Following on from their debut self-titled release through the ever humble but consistent Melbourne label Hidiotic, the duo of Marcus Rechsteiner (UV Race) and Daniel ‘Tubs’ Twomey (Deaf Wish/Lower Plenty) return with their sophomore LP 'Double Tubble', a collection of 10 tracks showcasing their own strange brand of bedroom pop, new-wave and electronica.
The band formed from the ashes of Luxury, a project with both Marcus and Daniel which ended due to a member relocating overseas during the covid crisis. Initially as a way to keep the momentum going, Hot Tubs Time Machine turned into a regular project. Going from writing the first batch of songs in two and a half weeks for their first show with local punks Blonde Revolver, they’ve gone on to play festival lineups for Wrapped Up 3, Chopped, and become one of Melbourne’s most entertaining live bands.
The new record continues with the same winning formula as the first with Daniel writing and recording all the instrumentals at home, made up of mostly a drum machine, bass, a Yamaha DX21 and even a recorder. They lay the canvas for Marcus to put his distinctive vocal spin on them, picking a topic and telling a story with both conviction and a sense of unpredictability, a skill he’s honed for the past 15 years. Recording all the vocals in a rented booth at the State Library of Victoria, Marcus plucks stories from his own personal life and twists them with a feeling of familiarity.
The album lyrically touches multiple corners of everyday life while also being laced in a heavy sense of Australiana and local references. Traversing through Australian folklore with songs like “Ned Kelly” or “Sizzler”, named after the Australian location of the iconic food chain.

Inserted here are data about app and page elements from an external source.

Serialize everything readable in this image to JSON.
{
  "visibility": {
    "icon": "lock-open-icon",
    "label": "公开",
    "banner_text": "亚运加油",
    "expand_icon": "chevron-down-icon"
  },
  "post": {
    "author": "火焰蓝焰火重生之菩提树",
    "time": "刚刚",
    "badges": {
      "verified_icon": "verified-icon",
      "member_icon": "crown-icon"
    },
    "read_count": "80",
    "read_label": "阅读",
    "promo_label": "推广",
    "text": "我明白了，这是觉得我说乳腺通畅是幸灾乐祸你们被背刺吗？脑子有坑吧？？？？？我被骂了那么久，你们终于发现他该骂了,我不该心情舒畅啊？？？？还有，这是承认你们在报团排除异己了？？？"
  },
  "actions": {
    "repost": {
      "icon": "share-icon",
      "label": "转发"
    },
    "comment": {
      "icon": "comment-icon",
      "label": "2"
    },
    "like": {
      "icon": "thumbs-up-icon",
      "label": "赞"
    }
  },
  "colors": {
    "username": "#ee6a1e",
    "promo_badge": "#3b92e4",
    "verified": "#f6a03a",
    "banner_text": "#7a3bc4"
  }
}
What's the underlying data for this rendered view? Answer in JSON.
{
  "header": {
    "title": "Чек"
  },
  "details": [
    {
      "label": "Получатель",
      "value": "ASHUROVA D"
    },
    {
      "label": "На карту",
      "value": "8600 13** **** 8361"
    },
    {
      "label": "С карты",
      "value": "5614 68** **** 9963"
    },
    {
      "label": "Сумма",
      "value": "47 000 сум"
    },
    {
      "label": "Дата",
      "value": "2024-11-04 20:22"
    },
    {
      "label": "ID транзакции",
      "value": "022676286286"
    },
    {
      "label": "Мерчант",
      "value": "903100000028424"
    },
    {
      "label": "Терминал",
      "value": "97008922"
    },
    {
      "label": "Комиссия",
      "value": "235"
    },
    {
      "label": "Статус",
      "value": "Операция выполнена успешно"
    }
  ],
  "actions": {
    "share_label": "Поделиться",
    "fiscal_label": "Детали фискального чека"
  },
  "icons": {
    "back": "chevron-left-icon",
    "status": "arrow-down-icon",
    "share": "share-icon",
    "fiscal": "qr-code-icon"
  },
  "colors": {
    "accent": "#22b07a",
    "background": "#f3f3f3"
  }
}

As well as Victorian towns, with the sparsely approached “Warragul” and the more chaotic “Street Fighter Man” about the Mornington Peninsula, with instrumental backing that’s reminiscent of a warped early LCD Soundsystem track.
Double Tubble might be full of funny observations, wacky instrumentals and some completely off-the-wall moments, but when you hear how great the songs are you’ll realise Hot Tubs Time Machine are no laughing matter (even if you are laughing).